*** Block opens ***

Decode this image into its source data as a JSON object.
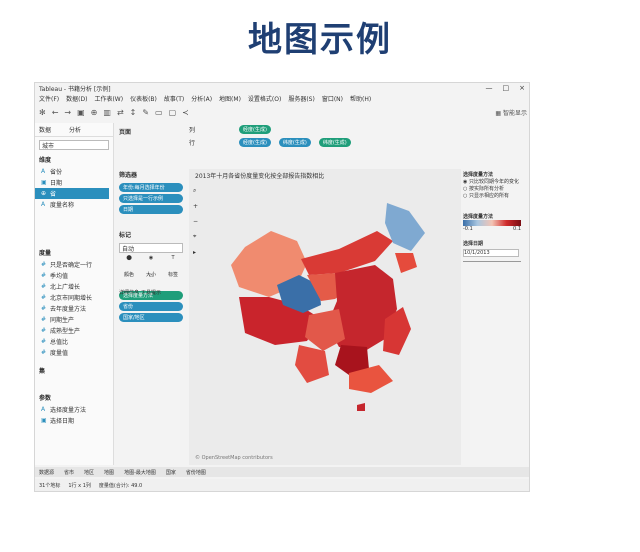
{
  "slide": {
    "title": "地图示例"
  },
  "window": {
    "app_name": "Tableau - 书籍分析 [示例]",
    "controls": [
      "—",
      "□",
      "×"
    ]
  },
  "menu": [
    "文件(F)",
    "数据(D)",
    "工作表(W)",
    "仪表板(B)",
    "故事(T)",
    "分析(A)",
    "地图(M)",
    "设置格式(O)",
    "服务器(S)",
    "窗口(N)",
    "帮助(H)"
  ],
  "toolbar": {
    "show_me": "智能显示"
  },
  "left_panel": {
    "data_tab": "数据",
    "analytics_tab": "分析",
    "datasource": "城市",
    "dimensions_head": "维度",
    "dimensions": [
      "省份",
      "日期",
      "省",
      "度量名称"
    ],
    "measures_head": "度量",
    "measures": [
      "只是否确定一行",
      "季均值",
      "北上广增长",
      "北京市同期增长",
      "去年度量方法",
      "同期生产",
      "成熟型生产",
      "总值比",
      "度量值"
    ],
    "sets_head": "集",
    "params_head": "参数",
    "params": [
      "选择度量方法",
      "选择日期"
    ]
  },
  "pages_card": {
    "title": "页面"
  },
  "filters_card": {
    "title": "筛选器",
    "items": [
      "年份:每月选择年份",
      "只选择是一行示例",
      "日期"
    ]
  },
  "marks_card": {
    "title": "标记",
    "type": "自动",
    "buttons": [
      "颜色",
      "大小",
      "标签",
      "详细信息",
      "工具提示"
    ],
    "pills": [
      "选择度量方法",
      "省份",
      "国家/地区"
    ]
  },
  "shelves": {
    "columns_label": "列",
    "rows_label": "行",
    "columns": [
      "经度(生成)"
    ],
    "rows": [
      "经度(生成)",
      "纬度(生成)",
      "纬度(生成)"
    ]
  },
  "viz": {
    "title": "2013年十月各省份度量变化按全部报告指数相比",
    "copyright": "© OpenStreetMap contributors"
  },
  "right_panel": {
    "param1_title": "选择度量方法",
    "param1_options": [
      "只比较同期今年的变化",
      "按实际所有分析",
      "只显示相应的所有"
    ],
    "legend_title": "选择度量方法",
    "legend_min": "-0.1",
    "legend_max": "0.1",
    "date_title": "选择日期",
    "date_value": "10/1/2013"
  },
  "tabs": [
    "数据源",
    "省市",
    "地区",
    "地图",
    "地图-最大地图",
    "国家",
    "省份地图"
  ],
  "status": [
    "31个地标",
    "1行 x 1列",
    "度量值(合计): 49.0"
  ],
  "colors": {
    "title": "#1f3f73",
    "pill_blue": "#2b8fbd",
    "pill_green": "#1f9e7a"
  }
}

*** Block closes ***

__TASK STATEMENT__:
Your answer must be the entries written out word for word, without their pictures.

__FINISHED EXERCISE__:
Decode this image into its source data as a JSON object.
{
  "slide": {
    "title": "地图示例"
  },
  "window": {
    "app_name": "Tableau - 书籍分析 [示例]",
    "controls": [
      "—",
      "□",
      "×"
    ]
  },
  "menu": [
    "文件(F)",
    "数据(D)",
    "工作表(W)",
    "仪表板(B)",
    "故事(T)",
    "分析(A)",
    "地图(M)",
    "设置格式(O)",
    "服务器(S)",
    "窗口(N)",
    "帮助(H)"
  ],
  "toolbar": {
    "show_me": "智能显示"
  },
  "left_panel": {
    "data_tab": "数据",
    "analytics_tab": "分析",
    "datasource": "城市",
    "dimensions_head": "维度",
    "dimensions": [
      "省份",
      "日期",
      "省",
      "度量名称"
    ],
    "measures_head": "度量",
    "measures": [
      "只是否确定一行",
      "季均值",
      "北上广增长",
      "北京市同期增长",
      "去年度量方法",
      "同期生产",
      "成熟型生产",
      "总值比",
      "度量值"
    ],
    "sets_head": "集",
    "params_head": "参数",
    "params": [
      "选择度量方法",
      "选择日期"
    ]
  },
  "pages_card": {
    "title": "页面"
  },
  "filters_card": {
    "title": "筛选器",
    "items": [
      "年份:每月选择年份",
      "只选择是一行示例",
      "日期"
    ]
  },
  "marks_card": {
    "title": "标记",
    "type": "自动",
    "buttons": [
      "颜色",
      "大小",
      "标签",
      "详细信息",
      "工具提示"
    ],
    "pills": [
      "选择度量方法",
      "省份",
      "国家/地区"
    ]
  },
  "shelves": {
    "columns_label": "列",
    "rows_label": "行",
    "columns": [
      "经度(生成)"
    ],
    "rows": [
      "经度(生成)",
      "纬度(生成)",
      "纬度(生成)"
    ]
  },
  "viz": {
    "title": "2013年十月各省份度量变化按全部报告指数相比",
    "copyright": "© OpenStreetMap contributors"
  },
  "right_panel": {
    "param1_title": "选择度量方法",
    "param1_options": [
      "只比较同期今年的变化",
      "按实际所有分析",
      "只显示相应的所有"
    ],
    "legend_title": "选择度量方法",
    "legend_min": "-0.1",
    "legend_max": "0.1",
    "date_title": "选择日期",
    "date_value": "10/1/2013"
  },
  "tabs": [
    "数据源",
    "省市",
    "地区",
    "地图",
    "地图-最大地图",
    "国家",
    "省份地图"
  ],
  "status": [
    "31个地标",
    "1行 x 1列",
    "度量值(合计): 49.0"
  ],
  "colors": {
    "title": "#1f3f73",
    "pill_blue": "#2b8fbd",
    "pill_green": "#1f9e7a"
  }
}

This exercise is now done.